“It’s actually quite normal for me to see my work, or even myself on TV. At first, I used to smile from ear to ear, but now it’s quite normal. It’s very satisfying, particularly if you’ve really put in the work, or if you’re telling a powerful story. Admittedly, I was insanely pleased when my doorstep interview with Michael Gove made it onto not only The Last Leg, but also 8 Out of 10 Cats. I wasn’t even aware until several friends called me to say that I had been on TV chasing Gove. That was quite funny.”

One story in particular brought Ed’s work centre stage, even appearing on BBC Radio 4’s flagship Today Programme..

“I reunited two long-lost refugee brothers from Afghanistan," Ed said. "I had met the youngest, aged 16 at the time, in Calais where he was trying to cross into Britain to find his estranged older brother who had made the journey seven years before. They had last seen each other in Afghanistan when a warlord had murdered their father.

"After weeks of digging, I was able to find the older brother and we took him to Calais. It was quite something to see. In the following months, the Home Office actually flew the younger brother to London to be with his brother.”

The work keeps coming too, and Ed is enjoying every moment of his young career, and the places it has taken him.

“I now cover a range of stories. Most recently I’ve spent the past few weeks at the Grenfell tower disaster and tracking down those charged over the Hillsborough disaster. I’ve already worked with several BU graduates. At the moment, I’ve been full-time freelance with ITV News, and I’ve also been approached by the BBC about covering foreign stories. It’s a very exciting time, and I love it.”

Ed has taken the skills he learned at BU and used his eye for a news story to carve out his own career in the media industry, and was quick to praise BU.  

“BU really helped me - it taught me the skills I use today," he said. 

“The Television Production course was very much multi-skilled - meaning that we were taught not to just produce, but to use cameras and technical equipment, shoot, light interviews, operate sound, work in the studio. This has helped hugely as having multiple skills has opened up so many opportunities.

"I’ve self-shot all of my own stuff for the BBC. ITN traditionally use camera operators, but they are happy for me, as a producer, to shoot. It means that I can be completely self-sufficient.

“I’m really proud to be a BU graduate because the course and the experience have really shaped me. To see what I’ve achieved since I was a baby-faced student in 2012 is something I’m really proud of. The university was a great place.
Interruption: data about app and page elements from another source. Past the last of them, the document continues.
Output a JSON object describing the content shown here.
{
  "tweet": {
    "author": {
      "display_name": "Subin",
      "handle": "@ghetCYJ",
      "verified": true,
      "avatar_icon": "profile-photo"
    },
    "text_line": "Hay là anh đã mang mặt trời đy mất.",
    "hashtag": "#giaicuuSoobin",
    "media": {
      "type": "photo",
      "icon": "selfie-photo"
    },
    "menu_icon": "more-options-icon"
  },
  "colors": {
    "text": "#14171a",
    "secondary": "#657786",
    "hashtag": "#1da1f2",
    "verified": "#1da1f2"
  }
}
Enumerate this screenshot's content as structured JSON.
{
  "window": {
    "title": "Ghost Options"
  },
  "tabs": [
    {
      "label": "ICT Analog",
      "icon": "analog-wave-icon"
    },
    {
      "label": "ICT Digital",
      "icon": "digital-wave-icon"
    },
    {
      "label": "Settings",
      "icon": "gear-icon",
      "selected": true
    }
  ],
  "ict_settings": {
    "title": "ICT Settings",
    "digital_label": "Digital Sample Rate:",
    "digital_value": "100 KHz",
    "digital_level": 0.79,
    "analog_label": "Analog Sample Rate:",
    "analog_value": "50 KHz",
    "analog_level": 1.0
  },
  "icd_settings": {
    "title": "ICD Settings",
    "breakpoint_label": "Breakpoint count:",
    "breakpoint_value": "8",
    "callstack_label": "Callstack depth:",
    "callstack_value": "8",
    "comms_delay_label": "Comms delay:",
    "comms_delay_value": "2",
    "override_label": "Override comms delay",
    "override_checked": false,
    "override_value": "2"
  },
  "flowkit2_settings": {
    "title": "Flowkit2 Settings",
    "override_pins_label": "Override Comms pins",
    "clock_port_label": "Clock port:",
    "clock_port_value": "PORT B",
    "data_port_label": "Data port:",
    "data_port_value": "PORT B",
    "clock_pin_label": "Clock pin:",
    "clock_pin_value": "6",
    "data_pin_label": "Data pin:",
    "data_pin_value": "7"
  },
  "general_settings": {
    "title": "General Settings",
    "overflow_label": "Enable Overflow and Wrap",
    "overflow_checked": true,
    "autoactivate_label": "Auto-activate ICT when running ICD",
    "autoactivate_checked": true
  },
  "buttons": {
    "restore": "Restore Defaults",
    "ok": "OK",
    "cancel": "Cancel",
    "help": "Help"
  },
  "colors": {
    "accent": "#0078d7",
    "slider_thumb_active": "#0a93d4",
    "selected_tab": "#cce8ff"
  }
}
Lecturers provided me with focus, guidance and encouragement.

“BU was never scared to let us loose. If anything they’d provide us with backing and support. That’s the sort of thing that gets you noticed in the industry.”

Big things are ahead for Ed, but he was quick to offer advice to any budding journalists looking to turn their hand to the media on leaving BU too. 

“I would encourage students to just get out there and make films. It was an extra-curricular project at BU that got me noticed by the BBC. Find strong stories and practice the very skills you’re learning.”

Find out more about studying Television Production at BU